• **Prompt**: Note every line in the entries that contains the string "image", and copy it.
● ● ● ●
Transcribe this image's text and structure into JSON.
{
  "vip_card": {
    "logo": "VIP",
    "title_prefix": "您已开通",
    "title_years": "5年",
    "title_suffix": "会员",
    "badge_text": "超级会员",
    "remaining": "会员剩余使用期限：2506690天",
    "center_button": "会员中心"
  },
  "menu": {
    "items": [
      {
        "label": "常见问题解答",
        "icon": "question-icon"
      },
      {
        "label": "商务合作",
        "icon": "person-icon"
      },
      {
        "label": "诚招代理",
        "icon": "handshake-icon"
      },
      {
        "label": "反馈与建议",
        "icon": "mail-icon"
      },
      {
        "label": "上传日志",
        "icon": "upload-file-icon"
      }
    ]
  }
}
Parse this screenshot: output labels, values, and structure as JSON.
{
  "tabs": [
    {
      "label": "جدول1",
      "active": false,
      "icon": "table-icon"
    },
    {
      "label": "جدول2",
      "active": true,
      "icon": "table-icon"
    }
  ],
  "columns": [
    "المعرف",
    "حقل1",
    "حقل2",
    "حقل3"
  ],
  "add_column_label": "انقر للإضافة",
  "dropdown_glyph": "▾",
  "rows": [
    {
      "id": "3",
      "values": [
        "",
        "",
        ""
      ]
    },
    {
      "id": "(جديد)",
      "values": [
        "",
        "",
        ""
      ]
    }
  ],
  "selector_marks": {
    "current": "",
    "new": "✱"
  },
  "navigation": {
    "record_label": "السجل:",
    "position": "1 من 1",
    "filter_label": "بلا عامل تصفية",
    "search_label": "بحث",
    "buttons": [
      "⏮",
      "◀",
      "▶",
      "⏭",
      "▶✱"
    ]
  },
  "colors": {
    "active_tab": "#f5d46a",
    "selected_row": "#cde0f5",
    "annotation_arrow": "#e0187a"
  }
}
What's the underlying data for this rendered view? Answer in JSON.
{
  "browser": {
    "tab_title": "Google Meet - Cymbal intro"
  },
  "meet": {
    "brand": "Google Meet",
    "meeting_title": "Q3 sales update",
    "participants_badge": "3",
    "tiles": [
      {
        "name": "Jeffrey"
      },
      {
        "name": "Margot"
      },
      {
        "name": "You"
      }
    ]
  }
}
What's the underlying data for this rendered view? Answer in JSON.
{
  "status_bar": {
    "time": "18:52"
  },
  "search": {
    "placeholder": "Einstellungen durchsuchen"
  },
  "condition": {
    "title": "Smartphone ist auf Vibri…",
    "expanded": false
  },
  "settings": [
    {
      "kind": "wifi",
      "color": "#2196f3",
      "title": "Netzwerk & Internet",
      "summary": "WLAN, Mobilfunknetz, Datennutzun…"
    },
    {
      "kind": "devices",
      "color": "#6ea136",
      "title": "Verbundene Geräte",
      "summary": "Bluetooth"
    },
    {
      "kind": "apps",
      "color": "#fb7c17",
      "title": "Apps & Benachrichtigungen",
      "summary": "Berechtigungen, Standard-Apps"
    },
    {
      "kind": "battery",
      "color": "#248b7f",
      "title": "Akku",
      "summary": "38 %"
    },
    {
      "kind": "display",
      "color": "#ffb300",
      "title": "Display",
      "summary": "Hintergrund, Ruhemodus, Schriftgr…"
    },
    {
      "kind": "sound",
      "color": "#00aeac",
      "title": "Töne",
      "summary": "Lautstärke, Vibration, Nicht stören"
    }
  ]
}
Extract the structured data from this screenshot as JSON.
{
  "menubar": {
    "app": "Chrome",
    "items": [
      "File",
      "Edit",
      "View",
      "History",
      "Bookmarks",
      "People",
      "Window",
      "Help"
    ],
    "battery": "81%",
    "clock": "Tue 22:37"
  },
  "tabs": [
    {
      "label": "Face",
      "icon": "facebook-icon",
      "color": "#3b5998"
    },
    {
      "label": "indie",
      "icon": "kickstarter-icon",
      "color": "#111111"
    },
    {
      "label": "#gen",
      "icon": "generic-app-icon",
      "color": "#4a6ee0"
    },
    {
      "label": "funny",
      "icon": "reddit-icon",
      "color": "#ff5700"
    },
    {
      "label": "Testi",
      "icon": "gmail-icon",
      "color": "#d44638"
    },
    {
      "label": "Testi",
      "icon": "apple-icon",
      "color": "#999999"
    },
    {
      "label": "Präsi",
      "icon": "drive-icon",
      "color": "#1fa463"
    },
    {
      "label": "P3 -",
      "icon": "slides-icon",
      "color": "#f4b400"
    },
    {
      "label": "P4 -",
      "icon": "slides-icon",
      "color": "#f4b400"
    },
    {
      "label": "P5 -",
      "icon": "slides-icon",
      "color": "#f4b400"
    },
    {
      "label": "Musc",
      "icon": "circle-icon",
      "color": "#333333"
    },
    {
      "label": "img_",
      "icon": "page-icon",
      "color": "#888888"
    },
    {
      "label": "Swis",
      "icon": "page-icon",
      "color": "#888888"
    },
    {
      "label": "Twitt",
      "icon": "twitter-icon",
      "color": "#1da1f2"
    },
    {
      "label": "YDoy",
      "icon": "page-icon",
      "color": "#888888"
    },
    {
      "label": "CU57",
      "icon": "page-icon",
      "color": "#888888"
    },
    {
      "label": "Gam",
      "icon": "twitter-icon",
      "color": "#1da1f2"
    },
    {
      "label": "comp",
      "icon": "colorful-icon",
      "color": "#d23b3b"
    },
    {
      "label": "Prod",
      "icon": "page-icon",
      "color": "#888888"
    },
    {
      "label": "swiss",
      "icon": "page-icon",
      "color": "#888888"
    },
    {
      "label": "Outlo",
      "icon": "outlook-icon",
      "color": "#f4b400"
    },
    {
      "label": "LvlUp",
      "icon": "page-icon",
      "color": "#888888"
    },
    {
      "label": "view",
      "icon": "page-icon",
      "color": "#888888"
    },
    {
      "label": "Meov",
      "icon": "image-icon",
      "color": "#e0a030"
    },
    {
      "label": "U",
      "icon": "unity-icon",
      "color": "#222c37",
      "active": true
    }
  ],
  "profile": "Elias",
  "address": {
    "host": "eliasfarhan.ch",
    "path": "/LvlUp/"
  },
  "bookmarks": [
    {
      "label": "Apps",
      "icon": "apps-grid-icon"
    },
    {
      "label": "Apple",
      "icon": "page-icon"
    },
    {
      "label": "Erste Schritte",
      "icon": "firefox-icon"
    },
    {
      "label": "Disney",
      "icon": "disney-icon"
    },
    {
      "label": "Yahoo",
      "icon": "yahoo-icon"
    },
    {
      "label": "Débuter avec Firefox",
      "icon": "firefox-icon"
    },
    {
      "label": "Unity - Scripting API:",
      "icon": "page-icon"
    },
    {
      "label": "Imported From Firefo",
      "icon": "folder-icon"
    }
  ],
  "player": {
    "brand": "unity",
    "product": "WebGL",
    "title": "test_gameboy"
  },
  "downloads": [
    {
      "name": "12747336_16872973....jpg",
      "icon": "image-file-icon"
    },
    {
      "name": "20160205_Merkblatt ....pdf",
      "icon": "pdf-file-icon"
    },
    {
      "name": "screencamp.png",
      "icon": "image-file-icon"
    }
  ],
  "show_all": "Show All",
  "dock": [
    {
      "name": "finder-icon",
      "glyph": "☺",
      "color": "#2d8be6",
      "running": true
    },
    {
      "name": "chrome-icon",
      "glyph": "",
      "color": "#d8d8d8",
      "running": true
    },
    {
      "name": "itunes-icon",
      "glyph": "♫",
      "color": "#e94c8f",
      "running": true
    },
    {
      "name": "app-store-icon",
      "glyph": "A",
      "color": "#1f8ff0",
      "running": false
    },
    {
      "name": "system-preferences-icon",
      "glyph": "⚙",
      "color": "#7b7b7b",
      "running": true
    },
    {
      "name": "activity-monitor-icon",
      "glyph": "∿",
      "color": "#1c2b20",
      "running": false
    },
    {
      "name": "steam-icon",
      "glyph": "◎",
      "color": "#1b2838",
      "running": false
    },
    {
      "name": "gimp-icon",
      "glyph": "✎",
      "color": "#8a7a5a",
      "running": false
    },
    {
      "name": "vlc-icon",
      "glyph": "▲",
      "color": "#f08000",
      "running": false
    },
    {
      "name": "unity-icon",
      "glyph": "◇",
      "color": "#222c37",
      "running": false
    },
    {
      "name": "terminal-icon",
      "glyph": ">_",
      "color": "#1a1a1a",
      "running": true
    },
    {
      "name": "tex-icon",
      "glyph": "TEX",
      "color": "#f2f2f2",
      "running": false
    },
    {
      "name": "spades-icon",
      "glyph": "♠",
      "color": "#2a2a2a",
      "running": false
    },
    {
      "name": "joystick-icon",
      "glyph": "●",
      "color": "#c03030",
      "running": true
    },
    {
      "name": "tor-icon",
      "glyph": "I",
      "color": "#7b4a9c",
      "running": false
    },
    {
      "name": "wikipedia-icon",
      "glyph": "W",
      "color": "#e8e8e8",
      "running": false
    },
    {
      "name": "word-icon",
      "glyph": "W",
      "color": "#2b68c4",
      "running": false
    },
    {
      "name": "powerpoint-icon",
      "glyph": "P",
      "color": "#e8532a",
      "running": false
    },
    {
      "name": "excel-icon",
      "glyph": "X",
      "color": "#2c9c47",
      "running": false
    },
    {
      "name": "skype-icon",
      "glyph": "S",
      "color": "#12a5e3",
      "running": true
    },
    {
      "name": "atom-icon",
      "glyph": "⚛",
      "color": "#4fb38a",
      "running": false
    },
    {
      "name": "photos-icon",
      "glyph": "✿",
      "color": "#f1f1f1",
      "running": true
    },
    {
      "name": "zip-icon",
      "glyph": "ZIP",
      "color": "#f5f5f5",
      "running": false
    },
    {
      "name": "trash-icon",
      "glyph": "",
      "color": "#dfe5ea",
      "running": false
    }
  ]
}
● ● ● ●
• **Result for this exercise**:
Transcribe this image's text and structure into JSON.
      "icon": "image-icon",
      "icon": "image-file-icon"
      "icon": "image-file-icon"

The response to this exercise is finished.